*WORK ORDER*: Copy out each line of the material in which the word "text" appears.

*EXERCISE MATERIAL*:
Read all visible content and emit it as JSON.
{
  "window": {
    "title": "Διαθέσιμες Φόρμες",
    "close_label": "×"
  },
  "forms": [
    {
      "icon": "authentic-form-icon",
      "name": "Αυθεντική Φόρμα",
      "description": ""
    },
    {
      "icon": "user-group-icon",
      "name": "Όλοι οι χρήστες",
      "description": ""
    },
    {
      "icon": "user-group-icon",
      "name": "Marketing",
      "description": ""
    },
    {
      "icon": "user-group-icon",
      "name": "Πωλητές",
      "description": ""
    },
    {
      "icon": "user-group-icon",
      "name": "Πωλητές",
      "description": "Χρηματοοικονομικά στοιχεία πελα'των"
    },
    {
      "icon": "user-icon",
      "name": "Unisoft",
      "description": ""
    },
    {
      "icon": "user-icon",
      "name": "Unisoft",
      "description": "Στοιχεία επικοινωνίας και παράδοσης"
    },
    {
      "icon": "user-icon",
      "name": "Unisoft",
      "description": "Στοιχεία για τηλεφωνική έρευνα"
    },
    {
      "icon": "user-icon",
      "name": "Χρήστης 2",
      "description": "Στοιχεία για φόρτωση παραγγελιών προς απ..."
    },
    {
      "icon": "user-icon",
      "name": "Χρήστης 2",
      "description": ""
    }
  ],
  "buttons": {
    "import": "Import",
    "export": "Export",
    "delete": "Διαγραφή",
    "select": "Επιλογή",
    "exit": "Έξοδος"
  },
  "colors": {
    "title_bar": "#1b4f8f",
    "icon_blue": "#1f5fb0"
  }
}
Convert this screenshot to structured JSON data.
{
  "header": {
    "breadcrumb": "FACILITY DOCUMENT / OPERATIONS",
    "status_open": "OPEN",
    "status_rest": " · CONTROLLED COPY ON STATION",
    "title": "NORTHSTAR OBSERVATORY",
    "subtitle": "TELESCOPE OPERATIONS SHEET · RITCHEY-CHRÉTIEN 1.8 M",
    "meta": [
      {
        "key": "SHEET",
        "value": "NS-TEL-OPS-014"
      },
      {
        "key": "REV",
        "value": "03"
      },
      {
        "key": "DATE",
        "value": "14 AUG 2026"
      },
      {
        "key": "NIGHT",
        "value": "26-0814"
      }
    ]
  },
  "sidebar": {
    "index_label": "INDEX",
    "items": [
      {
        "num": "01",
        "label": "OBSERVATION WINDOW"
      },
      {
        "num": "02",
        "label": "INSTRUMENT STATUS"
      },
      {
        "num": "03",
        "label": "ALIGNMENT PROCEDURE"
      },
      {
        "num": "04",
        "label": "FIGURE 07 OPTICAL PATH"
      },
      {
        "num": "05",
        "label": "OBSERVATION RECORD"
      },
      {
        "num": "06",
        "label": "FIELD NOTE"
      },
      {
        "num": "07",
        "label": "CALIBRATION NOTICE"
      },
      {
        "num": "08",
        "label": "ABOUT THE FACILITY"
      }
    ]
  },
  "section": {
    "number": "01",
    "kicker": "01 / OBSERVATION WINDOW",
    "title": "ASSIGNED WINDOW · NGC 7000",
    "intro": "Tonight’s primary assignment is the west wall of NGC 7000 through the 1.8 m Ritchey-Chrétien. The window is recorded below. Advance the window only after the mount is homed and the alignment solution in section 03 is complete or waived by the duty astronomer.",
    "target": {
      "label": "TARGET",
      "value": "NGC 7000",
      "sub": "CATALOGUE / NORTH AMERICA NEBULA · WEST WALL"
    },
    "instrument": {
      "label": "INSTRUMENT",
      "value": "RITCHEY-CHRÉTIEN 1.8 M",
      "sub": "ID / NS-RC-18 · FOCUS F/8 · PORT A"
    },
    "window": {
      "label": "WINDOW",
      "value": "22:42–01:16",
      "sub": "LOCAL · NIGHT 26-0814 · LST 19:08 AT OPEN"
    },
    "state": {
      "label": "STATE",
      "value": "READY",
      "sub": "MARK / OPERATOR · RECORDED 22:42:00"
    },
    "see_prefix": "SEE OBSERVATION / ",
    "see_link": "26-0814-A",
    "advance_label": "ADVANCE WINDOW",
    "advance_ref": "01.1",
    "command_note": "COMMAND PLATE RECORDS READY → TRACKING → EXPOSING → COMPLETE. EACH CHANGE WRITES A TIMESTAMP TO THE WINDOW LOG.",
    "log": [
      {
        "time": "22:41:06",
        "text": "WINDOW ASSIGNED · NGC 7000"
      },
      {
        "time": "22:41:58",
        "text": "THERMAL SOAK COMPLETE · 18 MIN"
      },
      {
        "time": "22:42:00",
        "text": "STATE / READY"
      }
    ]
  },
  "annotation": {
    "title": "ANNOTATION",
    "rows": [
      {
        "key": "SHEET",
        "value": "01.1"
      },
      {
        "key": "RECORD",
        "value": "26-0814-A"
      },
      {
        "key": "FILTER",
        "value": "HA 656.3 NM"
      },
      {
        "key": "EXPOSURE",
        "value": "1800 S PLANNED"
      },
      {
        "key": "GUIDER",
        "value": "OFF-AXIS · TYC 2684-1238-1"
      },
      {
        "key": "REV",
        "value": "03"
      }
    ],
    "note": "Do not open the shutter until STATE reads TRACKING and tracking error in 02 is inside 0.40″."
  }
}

*ANSWER BOX*:
        "text": "WINDOW ASSIGNED · NGC 7000"
        "text": "THERMAL SOAK COMPLETE · 18 MIN"
        "text": "STATE / READY"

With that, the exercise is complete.